Purling Brook escarpment 2005
oil on canvas
128.5 x 183.6 cm
Gift of Eva Besen AO and Marc Besen AO
Donated through the Australian Government’s Cultural Gifts Program 2008, TarraWarra Museum of Art collectionContributors
Contact TarraWarra Museum of ArtCopyright
Whether painting his whimsical self-portraits, intimate domestic scenes, or spectacular vistas, William Robinson’s art has always been made in response to his subjective experience and his immediate surroundings.
Since the mid-1980s, when the artist and his family first moved to a property on the Beechmont Range in the Gold Coast hinterland of Queensland, Robinson has been creatively entangled with the dense rainforest environments of this region. As the following statement attests, his long term immersion in the landscape is vital to his process: ‘I did not paint these works as a visitor to the landscape, but as one who lived in it and experienced it every day’. In Robinson’s paintings the natural world appears to be in a state of constant metamorphosis,reflecting the artist’s continuing and changing observations of place.
One of the ground breaking developments of Robinson’s landscapes is their unconventional composition which depict multiple points of view simultaneously. In Purling Brook escarpment (2005), this multidimensional perspective confronts the viewer with a sense of both enclosure within a steep, plunging gully of abundant trees and foliage, and disorientation, as the sky and ground undergo multiple inversions. For the artist, this sense of fluctuation and instability is one that he has come to understand from living close to nature and witnessing its rhythms unfold both spatially and temporally:
Living in the country everything moves—the seasons, the clouds, nothing is set. There are things behind you, all around you and you are in it. … You begin to realise that you are in a landscape that is really the crust of the earth. It is air and ground. We’re all just spinning through space. There is something about the paintings that is indefinite, not solid. We don’t really have an orientation in this infinity. … You begin to question what time is ….
For Robinson, the landscape has not only profoundly transformed his understanding of the larger cycles of the cosmos, but also greatly enhanced his appreciation for its minutiae of forms, patterns and textures. With a rich palette of delicate impasto paint work, he treats each discrete tree fern frond and drooping eucalyptus leaf with the same intimate attention to detail, conveying his appreciation for their small but intrinsic presence within this complex ecology. Looking up and out to the revolving sky through the tangled foliage and towering canopy of this sprawling web of interacting lifeforms, the viewer is drawn to contemplate the grandeur of this ancient forest and is instilled with a sense of reverence for its numinous beauty.
- Quoted in Lou Klepac (ed.), William Robinson: Paintings 1987–2000, Sydney: The Beagle Press, 2001, p.40.

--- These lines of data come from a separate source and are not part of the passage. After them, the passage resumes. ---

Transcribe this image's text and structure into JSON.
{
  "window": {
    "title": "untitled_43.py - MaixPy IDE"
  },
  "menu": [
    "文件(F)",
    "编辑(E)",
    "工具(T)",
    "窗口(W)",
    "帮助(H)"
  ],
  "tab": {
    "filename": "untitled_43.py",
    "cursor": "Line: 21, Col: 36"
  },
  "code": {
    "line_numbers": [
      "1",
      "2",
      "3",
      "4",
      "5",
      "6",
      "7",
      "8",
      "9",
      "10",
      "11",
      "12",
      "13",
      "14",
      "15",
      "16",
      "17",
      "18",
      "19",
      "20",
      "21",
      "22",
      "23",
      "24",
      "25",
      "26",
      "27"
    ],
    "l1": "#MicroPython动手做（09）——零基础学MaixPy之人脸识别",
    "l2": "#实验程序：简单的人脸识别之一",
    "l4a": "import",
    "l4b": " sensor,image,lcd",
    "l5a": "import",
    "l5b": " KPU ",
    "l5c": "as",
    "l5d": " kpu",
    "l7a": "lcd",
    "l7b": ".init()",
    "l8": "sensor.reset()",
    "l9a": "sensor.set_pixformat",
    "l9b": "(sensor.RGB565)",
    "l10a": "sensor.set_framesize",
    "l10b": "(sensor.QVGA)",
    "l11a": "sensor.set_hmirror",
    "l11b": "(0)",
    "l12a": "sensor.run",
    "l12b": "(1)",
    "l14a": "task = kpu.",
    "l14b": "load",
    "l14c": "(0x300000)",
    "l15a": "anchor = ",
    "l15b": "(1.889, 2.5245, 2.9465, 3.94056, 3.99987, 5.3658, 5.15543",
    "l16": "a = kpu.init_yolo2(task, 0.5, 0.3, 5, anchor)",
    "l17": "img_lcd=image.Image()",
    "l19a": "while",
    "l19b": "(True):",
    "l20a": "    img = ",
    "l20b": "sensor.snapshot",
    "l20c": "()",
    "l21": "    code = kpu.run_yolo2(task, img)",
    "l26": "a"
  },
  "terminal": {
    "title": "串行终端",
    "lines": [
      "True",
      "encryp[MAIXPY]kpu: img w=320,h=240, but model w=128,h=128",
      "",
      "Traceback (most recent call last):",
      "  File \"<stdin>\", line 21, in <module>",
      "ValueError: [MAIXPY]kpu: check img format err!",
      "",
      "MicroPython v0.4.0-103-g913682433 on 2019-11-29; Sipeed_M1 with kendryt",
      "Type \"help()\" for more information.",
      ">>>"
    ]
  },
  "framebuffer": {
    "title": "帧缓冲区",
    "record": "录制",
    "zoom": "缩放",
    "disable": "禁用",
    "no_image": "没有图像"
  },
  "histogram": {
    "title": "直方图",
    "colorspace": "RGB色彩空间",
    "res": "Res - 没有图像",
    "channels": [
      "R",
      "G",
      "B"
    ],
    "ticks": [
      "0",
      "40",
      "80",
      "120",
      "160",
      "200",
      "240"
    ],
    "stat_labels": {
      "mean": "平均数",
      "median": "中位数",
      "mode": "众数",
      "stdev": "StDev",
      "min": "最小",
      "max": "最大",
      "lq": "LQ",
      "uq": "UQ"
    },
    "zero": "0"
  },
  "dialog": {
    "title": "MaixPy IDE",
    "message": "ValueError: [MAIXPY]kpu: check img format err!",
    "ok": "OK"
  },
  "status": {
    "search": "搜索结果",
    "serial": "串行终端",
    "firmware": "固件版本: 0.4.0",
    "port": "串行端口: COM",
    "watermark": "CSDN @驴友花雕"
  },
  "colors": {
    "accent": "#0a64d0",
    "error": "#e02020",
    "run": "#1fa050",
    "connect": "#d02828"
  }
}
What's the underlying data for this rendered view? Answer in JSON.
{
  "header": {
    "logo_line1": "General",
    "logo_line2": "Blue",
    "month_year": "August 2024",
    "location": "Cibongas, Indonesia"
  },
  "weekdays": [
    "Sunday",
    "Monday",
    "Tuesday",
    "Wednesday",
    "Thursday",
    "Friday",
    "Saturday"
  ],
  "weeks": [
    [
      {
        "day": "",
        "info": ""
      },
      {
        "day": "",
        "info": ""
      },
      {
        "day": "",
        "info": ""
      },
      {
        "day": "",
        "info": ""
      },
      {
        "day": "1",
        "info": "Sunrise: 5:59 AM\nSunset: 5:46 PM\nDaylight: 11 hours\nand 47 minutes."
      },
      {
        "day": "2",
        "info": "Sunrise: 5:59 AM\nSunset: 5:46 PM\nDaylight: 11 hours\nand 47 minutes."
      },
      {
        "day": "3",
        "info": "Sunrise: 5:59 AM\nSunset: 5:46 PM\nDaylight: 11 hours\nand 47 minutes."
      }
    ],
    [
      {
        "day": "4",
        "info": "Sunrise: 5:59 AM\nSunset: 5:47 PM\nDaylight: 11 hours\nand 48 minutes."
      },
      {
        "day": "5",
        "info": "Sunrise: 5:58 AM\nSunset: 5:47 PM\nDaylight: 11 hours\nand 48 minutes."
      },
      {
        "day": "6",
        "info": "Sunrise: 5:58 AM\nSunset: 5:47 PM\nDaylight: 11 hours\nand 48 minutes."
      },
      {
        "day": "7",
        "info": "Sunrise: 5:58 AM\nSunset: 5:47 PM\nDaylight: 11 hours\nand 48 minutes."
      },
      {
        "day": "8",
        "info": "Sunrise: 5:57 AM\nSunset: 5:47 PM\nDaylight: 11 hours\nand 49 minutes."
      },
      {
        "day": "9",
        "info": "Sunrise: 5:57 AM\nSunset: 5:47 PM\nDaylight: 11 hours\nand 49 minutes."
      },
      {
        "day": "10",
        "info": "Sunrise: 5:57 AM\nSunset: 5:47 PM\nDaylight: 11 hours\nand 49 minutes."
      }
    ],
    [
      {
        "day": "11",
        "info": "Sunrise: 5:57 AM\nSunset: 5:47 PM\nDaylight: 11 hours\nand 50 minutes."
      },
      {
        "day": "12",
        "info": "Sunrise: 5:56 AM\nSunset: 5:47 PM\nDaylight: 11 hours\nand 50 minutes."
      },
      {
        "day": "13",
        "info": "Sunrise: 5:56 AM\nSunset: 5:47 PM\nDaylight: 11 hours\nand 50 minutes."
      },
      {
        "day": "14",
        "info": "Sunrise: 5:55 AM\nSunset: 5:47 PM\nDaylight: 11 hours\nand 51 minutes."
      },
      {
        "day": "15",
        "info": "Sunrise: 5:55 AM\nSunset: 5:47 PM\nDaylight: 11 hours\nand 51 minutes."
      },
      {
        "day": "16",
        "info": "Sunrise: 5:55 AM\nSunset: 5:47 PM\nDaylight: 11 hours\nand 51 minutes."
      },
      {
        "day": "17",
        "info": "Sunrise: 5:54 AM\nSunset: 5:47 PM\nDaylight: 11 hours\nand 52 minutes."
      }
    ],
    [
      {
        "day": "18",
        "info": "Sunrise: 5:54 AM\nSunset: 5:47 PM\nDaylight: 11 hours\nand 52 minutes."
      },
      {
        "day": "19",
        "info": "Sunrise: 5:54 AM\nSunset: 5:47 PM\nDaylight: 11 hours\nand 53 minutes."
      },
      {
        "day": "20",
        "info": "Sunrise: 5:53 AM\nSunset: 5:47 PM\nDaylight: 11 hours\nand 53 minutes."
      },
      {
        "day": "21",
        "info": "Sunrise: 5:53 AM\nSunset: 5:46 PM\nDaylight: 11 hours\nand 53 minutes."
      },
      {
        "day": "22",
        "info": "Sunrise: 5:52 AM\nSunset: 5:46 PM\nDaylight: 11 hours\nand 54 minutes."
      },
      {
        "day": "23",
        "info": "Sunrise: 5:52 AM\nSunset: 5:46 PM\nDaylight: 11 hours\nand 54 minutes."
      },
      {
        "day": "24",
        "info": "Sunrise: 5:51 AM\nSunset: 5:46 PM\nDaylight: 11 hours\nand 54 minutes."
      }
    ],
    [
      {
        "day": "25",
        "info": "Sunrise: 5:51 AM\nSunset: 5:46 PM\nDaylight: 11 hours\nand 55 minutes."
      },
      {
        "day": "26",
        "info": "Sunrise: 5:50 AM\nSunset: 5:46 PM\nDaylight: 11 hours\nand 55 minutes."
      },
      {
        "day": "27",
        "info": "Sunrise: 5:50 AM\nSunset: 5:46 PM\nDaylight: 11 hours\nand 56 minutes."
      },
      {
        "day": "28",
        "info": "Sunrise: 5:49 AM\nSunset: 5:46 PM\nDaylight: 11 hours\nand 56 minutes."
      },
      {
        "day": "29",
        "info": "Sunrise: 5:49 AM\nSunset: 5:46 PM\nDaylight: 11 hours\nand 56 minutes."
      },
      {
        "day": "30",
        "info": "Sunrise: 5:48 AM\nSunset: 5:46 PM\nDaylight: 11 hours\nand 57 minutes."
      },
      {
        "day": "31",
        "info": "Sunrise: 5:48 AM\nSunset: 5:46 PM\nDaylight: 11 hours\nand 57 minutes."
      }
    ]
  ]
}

- Quoted in Deborah Hart, ‘William Robinson’s artistic development: An intimate and expansive journey’ in William Robinson: The Transfigured Landscape, Brisbane: Queensland University of Technology and Piper Press, 2011, p. 33.